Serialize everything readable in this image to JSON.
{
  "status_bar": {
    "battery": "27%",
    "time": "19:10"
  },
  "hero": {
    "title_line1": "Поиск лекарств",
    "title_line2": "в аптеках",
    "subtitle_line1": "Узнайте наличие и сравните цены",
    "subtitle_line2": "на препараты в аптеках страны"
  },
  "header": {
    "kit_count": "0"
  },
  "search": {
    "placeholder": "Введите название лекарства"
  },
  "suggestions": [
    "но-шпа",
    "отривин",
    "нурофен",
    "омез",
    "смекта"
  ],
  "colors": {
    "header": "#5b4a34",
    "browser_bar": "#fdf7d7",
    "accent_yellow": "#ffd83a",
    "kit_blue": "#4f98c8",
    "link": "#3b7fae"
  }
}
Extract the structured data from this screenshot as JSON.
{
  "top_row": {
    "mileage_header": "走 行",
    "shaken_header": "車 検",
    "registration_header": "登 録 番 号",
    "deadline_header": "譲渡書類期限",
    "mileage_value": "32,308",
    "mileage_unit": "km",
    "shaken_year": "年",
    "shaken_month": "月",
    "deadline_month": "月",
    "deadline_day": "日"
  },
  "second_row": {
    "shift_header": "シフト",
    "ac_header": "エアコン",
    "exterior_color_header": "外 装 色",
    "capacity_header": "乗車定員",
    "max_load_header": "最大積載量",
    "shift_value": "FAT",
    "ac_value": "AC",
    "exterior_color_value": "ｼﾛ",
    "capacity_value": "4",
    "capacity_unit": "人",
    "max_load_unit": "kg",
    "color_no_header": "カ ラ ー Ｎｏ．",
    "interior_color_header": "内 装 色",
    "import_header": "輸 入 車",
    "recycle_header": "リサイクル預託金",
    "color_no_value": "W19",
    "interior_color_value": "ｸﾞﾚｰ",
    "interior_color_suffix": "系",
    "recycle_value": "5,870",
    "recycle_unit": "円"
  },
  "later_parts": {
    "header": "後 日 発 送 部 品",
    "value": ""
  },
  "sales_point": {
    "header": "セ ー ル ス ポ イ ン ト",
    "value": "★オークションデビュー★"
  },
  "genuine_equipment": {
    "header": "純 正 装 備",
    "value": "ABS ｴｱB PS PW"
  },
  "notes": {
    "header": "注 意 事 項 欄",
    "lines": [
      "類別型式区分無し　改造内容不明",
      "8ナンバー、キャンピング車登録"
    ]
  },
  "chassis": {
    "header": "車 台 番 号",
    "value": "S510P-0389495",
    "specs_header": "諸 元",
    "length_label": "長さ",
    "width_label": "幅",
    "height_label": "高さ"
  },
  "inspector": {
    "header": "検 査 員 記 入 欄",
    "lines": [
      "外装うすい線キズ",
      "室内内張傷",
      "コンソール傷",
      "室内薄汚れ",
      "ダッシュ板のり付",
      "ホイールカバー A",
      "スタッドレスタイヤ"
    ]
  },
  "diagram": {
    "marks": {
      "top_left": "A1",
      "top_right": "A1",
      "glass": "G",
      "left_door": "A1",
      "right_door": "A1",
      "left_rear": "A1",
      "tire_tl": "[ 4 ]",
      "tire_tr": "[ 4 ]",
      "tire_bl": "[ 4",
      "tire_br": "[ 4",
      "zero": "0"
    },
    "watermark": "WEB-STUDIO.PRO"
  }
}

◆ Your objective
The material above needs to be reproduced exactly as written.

◆ Task result
Serialize everything readable in this image to JSON.
{
  "status_bar": {
    "battery": "27%",
    "time": "19:10"
  },
  "hero": {
    "title_line1": "Поиск лекарств",
    "title_line2": "в аптеках",
    "subtitle_line1": "Узнайте наличие и сравните цены",
    "subtitle_line2": "на препараты в аптеках страны"
  },
  "header": {
    "kit_count": "0"
  },
  "search": {
    "placeholder": "Введите название лекарства"
  },
  "suggestions": [
    "но-шпа",
    "отривин",
    "нурофен",
    "омез",
    "смекта"
  ],
  "colors": {
    "header": "#5b4a34",
    "browser_bar": "#fdf7d7",
    "accent_yellow": "#ffd83a",
    "kit_blue": "#4f98c8",
    "link": "#3b7fae"
  }
}
Extract the structured data from this screenshot as JSON.
{
  "top_row": {
    "mileage_header": "走 行",
    "shaken_header": "車 検",
    "registration_header": "登 録 番 号",
    "deadline_header": "譲渡書類期限",
    "mileage_value": "32,308",
    "mileage_unit": "km",
    "shaken_year": "年",
    "shaken_month": "月",
    "deadline_month": "月",
    "deadline_day": "日"
  },
  "second_row": {
    "shift_header": "シフト",
    "ac_header": "エアコン",
    "exterior_color_header": "外 装 色",
    "capacity_header": "乗車定員",
    "max_load_header": "最大積載量",
    "shift_value": "FAT",
    "ac_value": "AC",
    "exterior_color_value": "ｼﾛ",
    "capacity_value": "4",
    "capacity_unit": "人",
    "max_load_unit": "kg",
    "color_no_header": "カ ラ ー Ｎｏ．",
    "interior_color_header": "内 装 色",
    "import_header": "輸 入 車",
    "recycle_header": "リサイクル預託金",
    "color_no_value": "W19",
    "interior_color_value": "ｸﾞﾚｰ",
    "interior_color_suffix": "系",
    "recycle_value": "5,870",
    "recycle_unit": "円"
  },
  "later_parts": {
    "header": "後 日 発 送 部 品",
    "value": ""
  },
  "sales_point": {
    "header": "セ ー ル ス ポ イ ン ト",
    "value": "★オークションデビュー★"
  },
  "genuine_equipment": {
    "header": "純 正 装 備",
    "value": "ABS ｴｱB PS PW"
  },
  "notes": {
    "header": "注 意 事 項 欄",
    "lines": [
      "類別型式区分無し　改造内容不明",
      "8ナンバー、キャンピング車登録"
    ]
  },
  "chassis": {
    "header": "車 台 番 号",
    "value": "S510P-0389495",
    "specs_header": "諸 元",
    "length_label": "長さ",
    "width_label": "幅",
    "height_label": "高さ"
  },
  "inspector": {
    "header": "検 査 員 記 入 欄",
    "lines": [
      "外装うすい線キズ",
      "室内内張傷",
      "コンソール傷",
      "室内薄汚れ",
      "ダッシュ板のり付",
      "ホイールカバー A",
      "スタッドレスタイヤ"
    ]
  },
  "diagram": {
    "marks": {
      "top_left": "A1",
      "top_right": "A1",
      "glass": "G",
      "left_door": "A1",
      "right_door": "A1",
      "left_rear": "A1",
      "tire_tl": "[ 4 ]",
      "tire_tr": "[ 4 ]",
      "tire_bl": "[ 4",
      "tire_br": "[ 4",
      "zero": "0"
    },
    "watermark": "WEB-STUDIO.PRO"
  }
}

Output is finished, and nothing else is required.